McIlroy host role points way forward for Open
Ten years ago, the news that a 15-year-old kid had won a provincial golf championship in Ireland barely caused a ripple in the wide world of golf, but followers of amateur golf sat up and took note.
The West of Ireland championship had a proud history and generations of eventual Irish Tour professionals traditionally competed for the West and the other national amateur titles.
Rory McIlroy was another rising star of Irish golf to pitch up and play at County Sligo GC.
The difference was that, at 15, he became the youngest champion since the event began in 1923.
A few weeks later, he became the youngest winner of the Irish Close championship. The word was spreading about him from that day forward.
Four Major championships later, McIlroy is the world No 1 and his fame has soared beyond golf.
His romances, his business affairs, his wealth and lifestyle are all scrutinised with great intensity, as was evident by the coverage of his relationship with Erica Stoll, who was photographed at the Dubai Duty Free Irish Open accompanying McIlroy on the closing day of the event.
Much has been written and spoken about the tournament and the disappointment of his failure to make the cut, but apart from the playing aspect, this remarkable young man has stepped into a new arena by hosting the Irish Open via his Foundation.
McIlroy thus joins a tiny, elite group who have the distinction of their name linked with a Tour event.
Strictly speaking, on the PGA Tour, only two golfers have tournament title status: the late, great Byron Nelson via the AT&T Byron Nelson which was won by Australian Steven Bowditch last Sunday at TPC Four Seasons, and Arnold Palmer with the Arnold Palmer Invitational played at Bay Hill in March every year.
Jack Nicklaus and Tiger Woods don't have official billing on the Tournament listings, but everyone knows they are the central figures in two top-class events.
Nicklaus hosts The Memorial Tournament, which is being played at Muirfield Village golf club in Dublin, Ohio from this Thursday to next Sunday.
Woods has the Hero World Challenge, an elite invitational end-of-season tournament which was instituted in 1999 and has raised millions for his own charitable foundation.

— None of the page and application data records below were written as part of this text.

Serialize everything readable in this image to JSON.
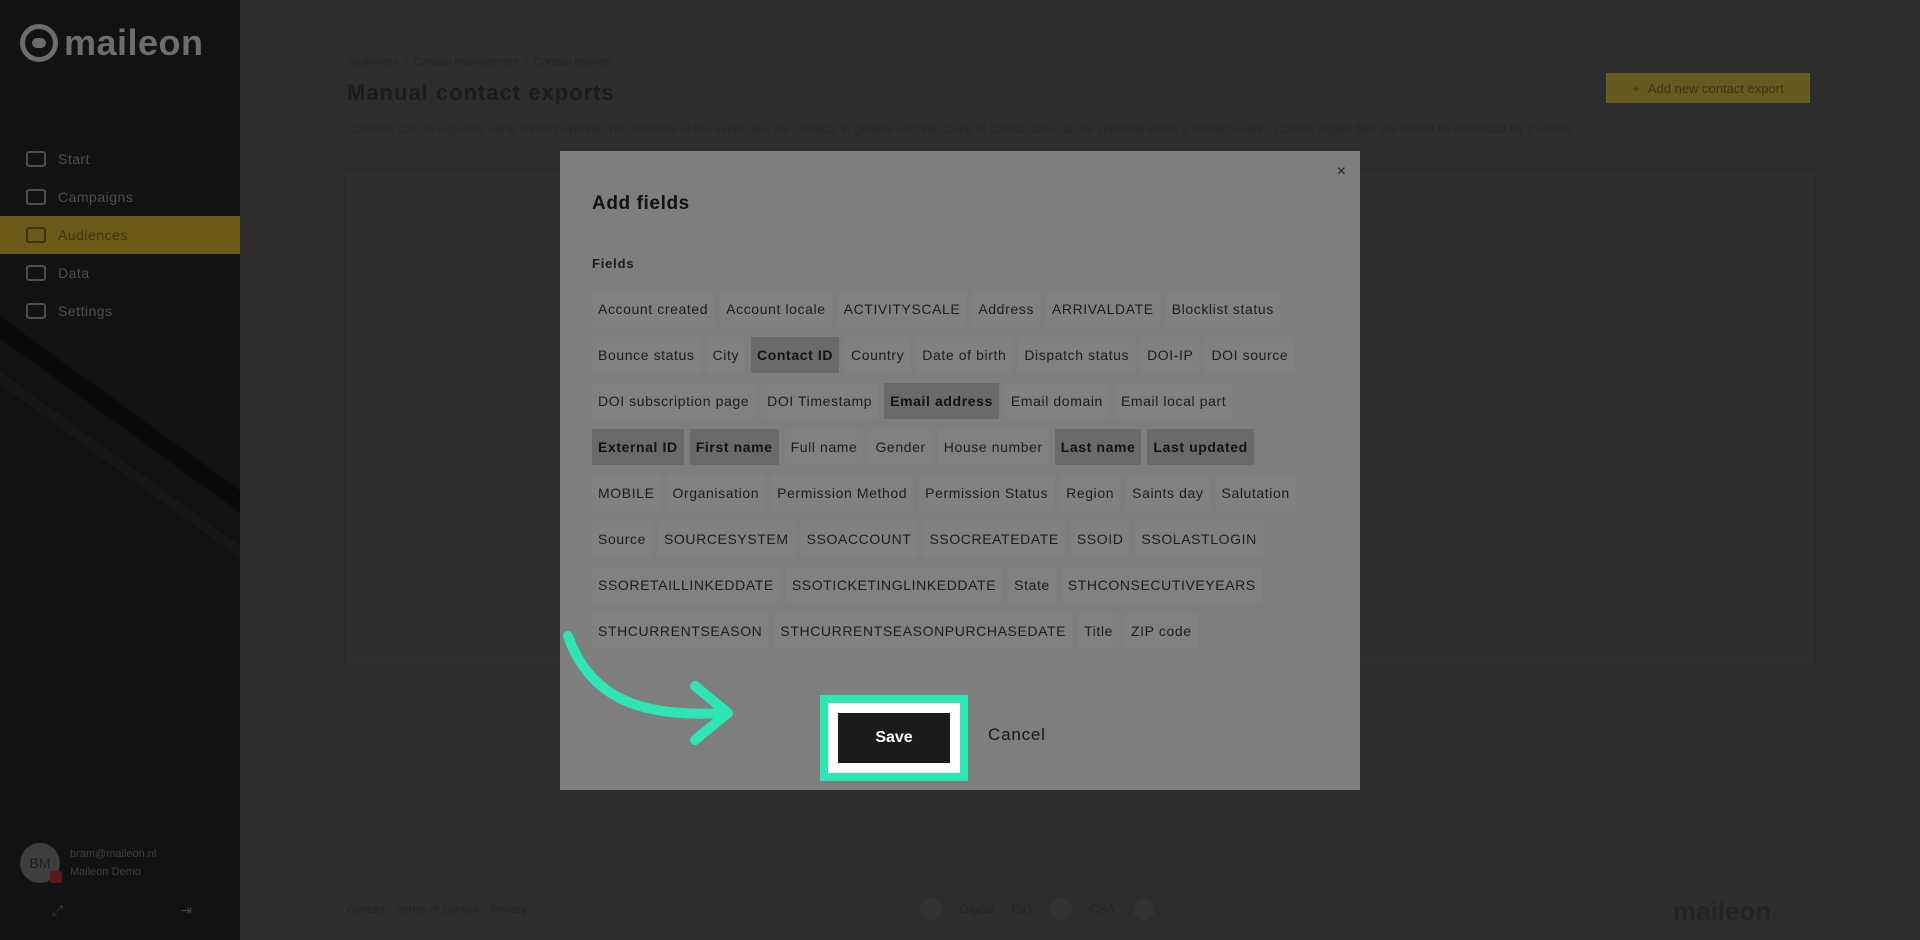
{
  "sidebar": {
    "logo_text": "maileon",
    "items": [
      {
        "label": "Start",
        "icon": "grid-icon"
      },
      {
        "label": "Campaigns",
        "icon": "megaphone-icon"
      },
      {
        "label": "Audiences",
        "icon": "people-icon",
        "active": true
      },
      {
        "label": "Data",
        "icon": "folder-icon"
      },
      {
        "label": "Settings",
        "icon": "gear-icon"
      }
    ],
    "user": {
      "initials": "BM",
      "email": "bram@maileon.nl",
      "account": "Maileon Demo"
    },
    "footer_icons": [
      "expand-icon",
      "logout-icon"
    ]
  },
  "main": {
    "breadcrumb": [
      "Audiences",
      "/",
      "Contact management",
      "/",
      "Contact exports"
    ],
    "title": "Manual contact exports",
    "description": "Contacts can be exported using contact exports. The structure of the export file, the contacts in general and the scope of contact data can be specified within a contact export. Contact export files are stored for download for 2 weeks.",
    "add_button": "Add new contact export",
    "footer_links": [
      "Contact",
      "Terms of Service",
      "Privacy"
    ],
    "footer_badges": [
      "Digital",
      "ISO",
      "CSA"
    ],
    "footer_logo": "maileon"
  },
  "modal": {
    "title": "Add fields",
    "fields_label": "Fields",
    "close": "×",
    "rows": [
      [
        {
          "label": "Account created"
        },
        {
          "label": "Account locale"
        },
        {
          "label": "ACTIVITYSCALE"
        },
        {
          "label": "Address"
        },
        {
          "label": "ARRIVALDATE"
        },
        {
          "label": "Blocklist status"
        }
      ],
      [
        {
          "label": "Bounce status"
        },
        {
          "label": "City"
        },
        {
          "label": "Contact ID",
          "selected": true
        },
        {
          "label": "Country"
        },
        {
          "label": "Date of birth"
        },
        {
          "label": "Dispatch status"
        },
        {
          "label": "DOI-IP"
        },
        {
          "label": "DOI source"
        }
      ],
      [
        {
          "label": "DOI subscription page"
        },
        {
          "label": "DOI Timestamp"
        },
        {
          "label": "Email address",
          "selected": true
        },
        {
          "label": "Email domain"
        },
        {
          "label": "Email local part"
        }
      ],
      [
        {
          "label": "External ID",
          "selected": true
        },
        {
          "label": "First name",
          "selected": true
        },
        {
          "label": "Full name"
        },
        {
          "label": "Gender"
        },
        {
          "label": "House number"
        },
        {
          "label": "Last name",
          "selected": true
        },
        {
          "label": "Last updated",
          "selected": true
        }
      ],
      [
        {
          "label": "MOBILE"
        },
        {
          "label": "Organisation"
        },
        {
          "label": "Permission Method"
        },
        {
          "label": "Permission Status"
        },
        {
          "label": "Region"
        },
        {
          "label": "Saints day"
        },
        {
          "label": "Salutation"
        }
      ],
      [
        {
          "label": "Source"
        },
        {
          "label": "SOURCESYSTEM"
        },
        {
          "label": "SSOACCOUNT"
        },
        {
          "label": "SSOCREATEDATE"
        },
        {
          "label": "SSOID"
        },
        {
          "label": "SSOLASTLOGIN"
        }
      ],
      [
        {
          "label": "SSORETAILLINKEDDATE"
        },
        {
          "label": "SSOTICKETINGLINKEDDATE"
        },
        {
          "label": "State"
        },
        {
          "label": "STHCONSECUTIVEYEARS"
        }
      ],
      [
        {
          "label": "STHCURRENTSEASON"
        },
        {
          "label": "STHCURRENTSEASONPURCHASEDATE"
        },
        {
          "label": "Title"
        },
        {
          "label": "ZIP code"
        }
      ]
    ],
    "save_label": "Save",
    "cancel_label": "Cancel"
  },
  "colors": {
    "highlight": "#2ee6b3",
    "accent": "#f2c600",
    "overlay": "rgba(0,0,0,0.5)"
  }
}
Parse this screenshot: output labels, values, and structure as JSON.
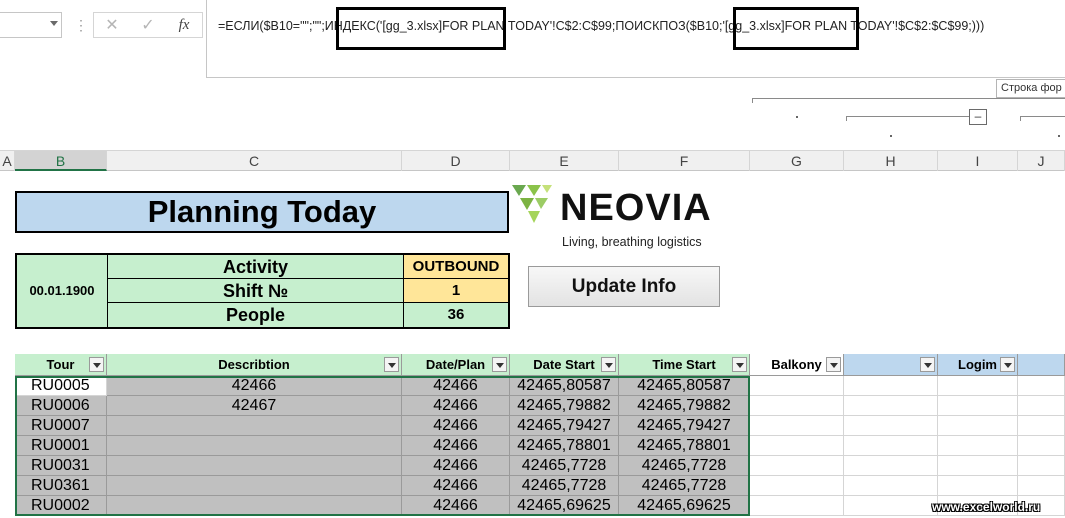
{
  "formula_bar": {
    "formula": "=ЕСЛИ($B10=\"\";\"\";ИНДЕКС('[gg_3.xlsx]FOR PLAN TODAY'!C$2:C$99;ПОИСКПОЗ($B10;'[gg_3.xlsx]FOR PLAN TODAY'!$C$2:$C$99;)))",
    "cancel_glyph": "✕",
    "enter_glyph": "✓",
    "fx_glyph": "fx",
    "dots": "⋮",
    "tooltip": "Строка фор"
  },
  "outline": {
    "collapse_glyph": "–"
  },
  "columns": [
    "A",
    "B",
    "C",
    "D",
    "E",
    "F",
    "G",
    "H",
    "I",
    "J"
  ],
  "sheet": {
    "title": "Planning Today",
    "date": "00.01.1900",
    "info_rows": [
      {
        "label": "Activity",
        "value": "OUTBOUND"
      },
      {
        "label": "Shift №",
        "value": "1"
      },
      {
        "label": "People",
        "value": "36"
      }
    ],
    "logo": {
      "word": "NEOVIA",
      "tagline": "Living, breathing logistics"
    },
    "update_button": "Update Info",
    "colors": {
      "green_fill": "#c6efce",
      "blue_fill": "#bdd7ee",
      "amber_fill": "#ffe699",
      "grey_fill": "#c0c0c0",
      "excel_green": "#217346"
    }
  },
  "table": {
    "headers": [
      "Tour",
      "Describtion",
      "Date/Plan",
      "Date Start",
      "Time Start",
      "Balkony",
      "",
      "Logim"
    ],
    "rows": [
      {
        "tour": "RU0005",
        "desc": "42466",
        "plan": "42466",
        "dstart": "42465,80587",
        "tstart": "42465,80587"
      },
      {
        "tour": "RU0006",
        "desc": "42467",
        "plan": "42466",
        "dstart": "42465,79882",
        "tstart": "42465,79882"
      },
      {
        "tour": "RU0007",
        "desc": "",
        "plan": "42466",
        "dstart": "42465,79427",
        "tstart": "42465,79427"
      },
      {
        "tour": "RU0001",
        "desc": "",
        "plan": "42466",
        "dstart": "42465,78801",
        "tstart": "42465,78801"
      },
      {
        "tour": "RU0031",
        "desc": "",
        "plan": "42466",
        "dstart": "42465,7728",
        "tstart": "42465,7728"
      },
      {
        "tour": "RU0361",
        "desc": "",
        "plan": "42466",
        "dstart": "42465,7728",
        "tstart": "42465,7728"
      },
      {
        "tour": "RU0002",
        "desc": "",
        "plan": "42466",
        "dstart": "42465,69625",
        "tstart": "42465,69625"
      }
    ]
  },
  "watermark": "www.excelworld.ru"
}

The late Seve Ballesteros also made his mark with the setting up of the biennial Seve Trophy, last played in 2013, between GB & Ireland and the Continental Europe.
Ernie Els was announced last December as host and ambassador of the South African Open, the second oldest national championship in golf.
In Scotland, the European Tour recently announced that the 1999 Open Championship winner Paul Lawrie is to host the inaugural Paul Lawrie Match Play at Murcar Links in Aberdeen from July 30-August 2.
Byron Nelson was 56 in 1968 when his name went on the tournament banner; Jack Nicklaus was 36, at the time of the first Memorial Tournament; Arnold Palmer was 50 when the Citrus Open, the forerunner of his Invitational, moved to the club he owned in Bay Hill Club and Lodge; Ballesteros was 50 for the first Seve Trophy, Ernie Els is 45, and Paul Lawrie is 46.
Only Tiger Woods, who was 24 when he took on the World Challenge, has been a younger tournament host than McIlroy.
This looks to be the way forward for the Irish Open if the 26-year-old from Holywood, Co Down, is prepared to stay in situ as the host and ambassador.
The next four years will be pivotal for the game on this island as we head towards 2019 when, almost certainly, the British Open will be held in Royal Portrush.
Once, and hopefully it will be soon, the Open is confirmed for a return to Portrush for the first time since 1951, the spotlight will shine with ever increasing intensity on Irish golf, North and South.
The K Club looks likely for 2016, and Lough Erne has the Irish Open for 2017.
A move to links in 2018 and 2019 leading up to the Open is a tantalising prospect, especially as the next two home venues are at parkland lay-outs.
Already, the Rory-driven Irish Open has raised the tournament profile in terms of world-ranked players, publicity and spectator interest.
Dubai Duty Free are keen to remain on as tournament sponsor for 2016, provided the numbers stack up in analysis of the event regarding publicity, according to company executive vice-chairman Colm McLoughlin.
"I want to see what the value of the media return is: what the column inches and television and radio exposure is worth.
"Then there's Rory. I think Rory's involvement cannot be overstated.
"We all know how good a golfer he is, but I also think he's a fine young man.
"It's very impressive what he's doing here through his Foundation," he said.
Padraig Harrington gave his view on the importance of a headline figure, particularly a world name, connected to our Open.
"Rory obviously did a tremendous job this year. He's brought the tournament to a new level. As long as he continues to do that it will keep the tournament where it is, but it does need a benefactor like that.
"Look at Muirfield Village with Jack (Nicklaus) or Bay Hill with Arnie (Palmer), it's a big deal that they're pushing those events and supporting them. That makes them bigger events, even in the US," said Harrington.